Alejandro Escovedo -- Real Animal (Back Porch/Manhattan)
This album has flown a bit under the radar after Escovedo’s last effort, The Boxing Mirror. That album was Escovedo’s first since he nearly died from a fatal bout of hepatitis. Getting together with producer John Cale of the Velvet Underground worked wonders, and Escovedo showed he was back and as good as ever.
Escovedo hooks up with another legendary producer for this effort. This time it’s David Bowie’s former right hand man, Tony Visconti. This combination works even better than Cale and Escovedo did.
Both Cale and Visconti are skillful string arrangers, and Escovedo has dabbled with strings for years. If anything, Visconti probably aces Cale in that department. The arrangements on this album are fantastic (and Visconti shares credit with violinist Susan Voelz and cellist Brian Standefer).
Not that this is all about arrangements. Escovedo’s songwriting is seemingly at its peak. His mix of blues, country and rock and roll, and the many influences that span those genres, is wholly his own. The music is inviting and he backs it up with smart lyrics, some big hooks, and his passionate plaintive vocals.
Even better, Escovedo has a lot to say. This album is warm, human and empathetic. His past plays a part in two tracks on the album. The words of his former Rank And File bandmates Chip and Tony Kinman spur “Chip ‘n’ Tony”. The song is rather impressionistic, with Escovedo talking about feeling like Juan Marichal and ruing the election of Ronald Reagan, with the repeated refrain of “Chip and Tony said it was against the law” weaving in and out of this clattering rocker.
“Nuns Song” is much more straightforward, as Alejandro chronicles life in the venerated Bay Area punk band the Nuns. This is a mid-tempo burner, a talking folk blues with bite and some cool string accompaniment. There are so many good lines in this song, like these which start it off: “We don’t want your approval/it’s 1978/we know we’re not in tune/we know we’ll never be great.” This song has a hard edge like Garland Jeffreys’ “Wild in the Streets”, and as good as it sounds here, it should be a real corker live.
The album strikes the right balance between the rocking material and more melodic fair. “Sister Lost Soul” is full of strumming and a little jangle and Escovedo reflects on estrangement.

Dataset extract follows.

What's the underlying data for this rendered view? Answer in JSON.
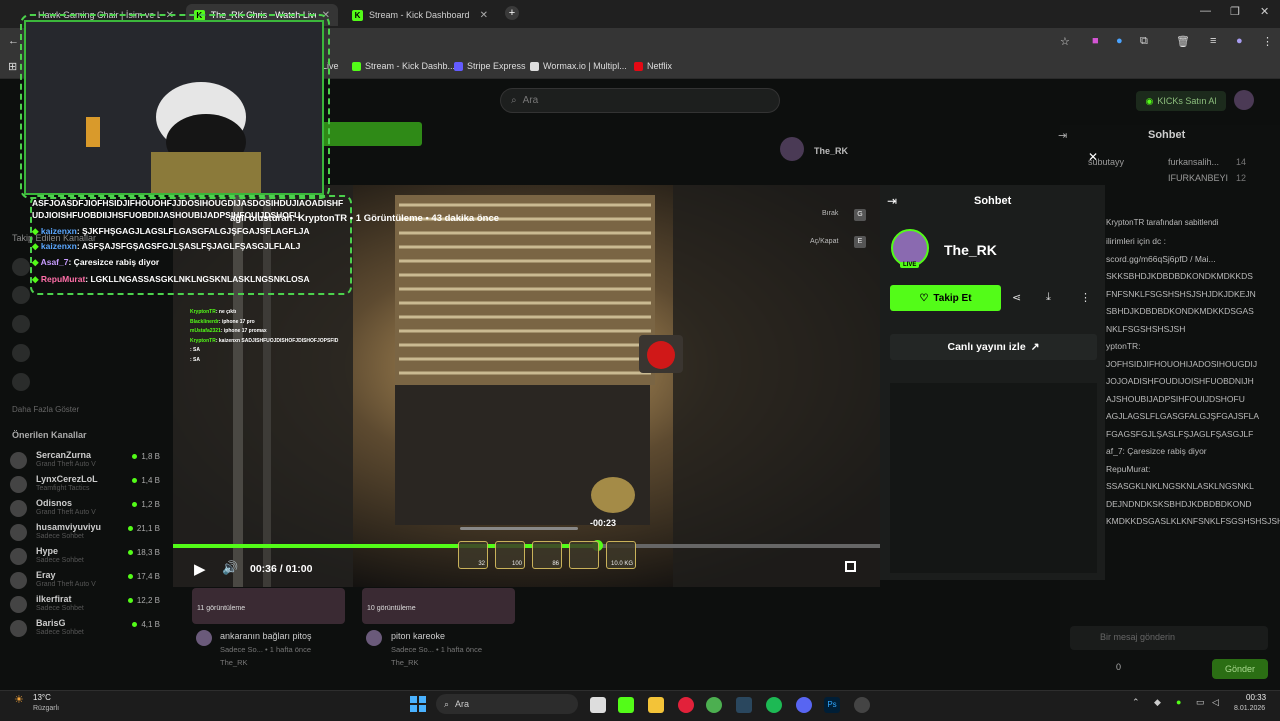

It’s not necessarily romantic -- this could be about a friend or a sibling. But he really keys in on the emptiness that can come from a rift. This is a very mature song.
On “Golden Bear”, a little bit of Bowie influence creeps in, in the form of a ghostly keyboard part that has a hint of “Ashes to Ashes”. The song itself is a pretty typical Escovedo number and the little touches, like the keyboard part and the ensemble vocals on the chorus (again, sounding a bit like apparitions), might have come from Visconti. Regardless, those touches make this a bit more special.
For all of the great tunes on the album, the best two are probably the first two. Track number two is “Chelsea Hotel ‘78", which features biting twangy guitars and a fuzzy bass, with Escovedo telling another story of how tough things were 30 years ago. The strings weave in and out of the smoky rock backing. And the use of backing vocals is very creative, as the backing singers sing the opposite of what Escovedo is singing in the chorus. When he sings “it makes no sense” they sing “it makes perfect sense”, and vice versa. Trust me on this -- it’s really cool.
The album opener, “Always a Friend”, is just so damned happy. This song is about taking the good with the bad in a relationship and the melody is bright and big and the performances convey a sense of joy, tempered with wisdom. This is a song designed for anniversary celebrations: “Wherever I go/you go with me/but if I do wrong/take the master suite/I’ll take the floor/sleep in late, get your rest/I’ll catch up on mine.”
It’s interesting that some of these songs focus on happenings in the late ‘70s and early ‘80s, because the virtues of this album are pretty timeless. In other words, this album almost sounds like it could have come from that time period. But, of course, Escovedo was younger and not nearly so wise. The passion that has stamped his music since those early days still remains. It’s now part of a complete artistic package.